Public event to discuss the future of police body cameras in Albany

albany body camera event posterThe Albany Police Department and the Albany Community Policing Advisory Committee are holding a public event to discuss the use of body cameras this Tuesday, February 23 at the Albany Public Library main branch at 6 pm.

Blurbage: "Please join the members o the Albany Community Policing Advisory Committee to discuss the future of body cameras in Albany. A brief presentation will be given, followed by an open floor for questions and comments. ... Your voice is important. Make your voice heard and join us for this important discussion."

APD chief Brendan Cox will be there to give a presentation, according to an APD press release. Last fall the feds announced the city of Albany was getting a grant to help cover the cost of adding officer body cams.

Body cameras for police officers are one of those things that feel inevitable. Between the increased push for better evidence about what happens (or doesn't happen) during police-community interactions, and the falling price of the tech, it's not hard to see an eventual future where every police situation is filmed.
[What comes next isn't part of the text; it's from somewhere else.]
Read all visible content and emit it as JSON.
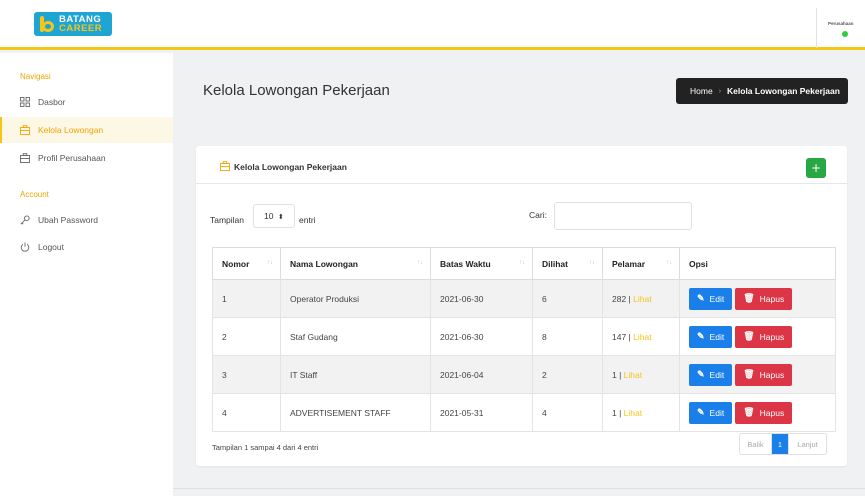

But. Technology is a tool, not necessarily a solution. That's one of the points made by an interesting review of body cams by the think tank Data & Society. A clip from a shorter piece about the review in The Atlantic -- "It's Not Too Late to Get Body Cameras Right" -- by two of its authors, danah boyd and Alex Rosenblat:

The temptation of technology as an accountability tool is not new, but accountability is not done by technology. Accountability is achieved by people and systems using tools like technology as part of their bureaucratic processes. There is effectively a global consensus that body cameras are a good thing to have because everyone has a different idea of what they're agreeing to, a different model of appropriate bureaucracy. The bureaucratic and political battles over policies of use, access, and retention are not yet resolved, and they are significant. Who gets to see the footage, and in what circumstances, will matter. The features and capabilities of the technology matter. What happens when the camera reveals more about what was in the officer's scope than what they could physically see at the time, especially at night? Or when cameras get additional features, like heat sensors? Even on basic practical questions, such as whether and when officers or the public should see the footage, there is no consensus.

So, there's a lot to think about to think about on the topic. And like almost all tech issues, it eventually comes back to how people act and the choices they make.

Say Something!

We'd really like you to take part in the conversation here at All Over Albany. But we do have a few rules here. Don't worry, they're easy. The first: be kind. The second: treat everyone else with the same respect you'd like to see in return. Cool? Great, post away. Comments are moderated so it might take a little while for your comment to show up. Thanks for being patient.

The Scoop

Ever wish you had a smart, savvy friend with the inside line on what's happening around the Capital Region? You know, the kind of stuff that makes your life just a little bit better? Yeah, we do, too. That's why we created All Over Albany. Find out more.

Recently on All Over Albany

Another warm winter on the way?

The weather/climate forecasters at NOAA predicting that the odds favor another relatively warm winter in this part of the country. From the annual winter outlook... (more)

A snapshot of the Capital Region pitch to Amazon

Today is the day that cities and metropolitan areas all around the country are offering themselves up to Lord Bezos as his empire looks to... (more)

How I ended up riding a bike as one of my primary ways of getting around town -- and how that's gone

So here's something I've been hearing lately: "You rode your bike here!?" Because I did. This past summer I made an effort to become a... (more)

Halloween costume parties (for adults)

Halloween is just a few weeks away, and that means there are a handful of costume parties for adults that are also coming up. We've... (more)

Morning Blend

Cyclist hit A cyclist was taken to Albany Med with serious injuries after a crash with a vehicle on Washington Avenue Extension around 5:30... (more)

Recent Comments

The City should take a more proactive approach based on neighborhood consensus. A prescriptive design guideline with great clarity could save lots of graves for aspiring developers and other stakeholders. The City has to be clear upfront on conditions to be met such as overall allowed building volume, easy river connection, parking, pedestrian oriented ground floor usage and etc. It not seems reasonable to expect commercial developers to build something on their own initiative to both maximize ROI and please all city residents.

A snapshot of the Capital Region pitch to Amazon

...has 10 comments, most recently from J

How I ended up riding a bike as one of my primary ways of getting around town -- and how that's gone

...has 8 comments, most recently from Justin

Action Bronson at Upstate Concert Hall

...has 1 comment, most recently from Jen

A shareable reminder of that shop in Troy

...has 1 comment, most recently from Paul

Interior designer or decorator suggestions?

...has 4 comments, most recently from jsc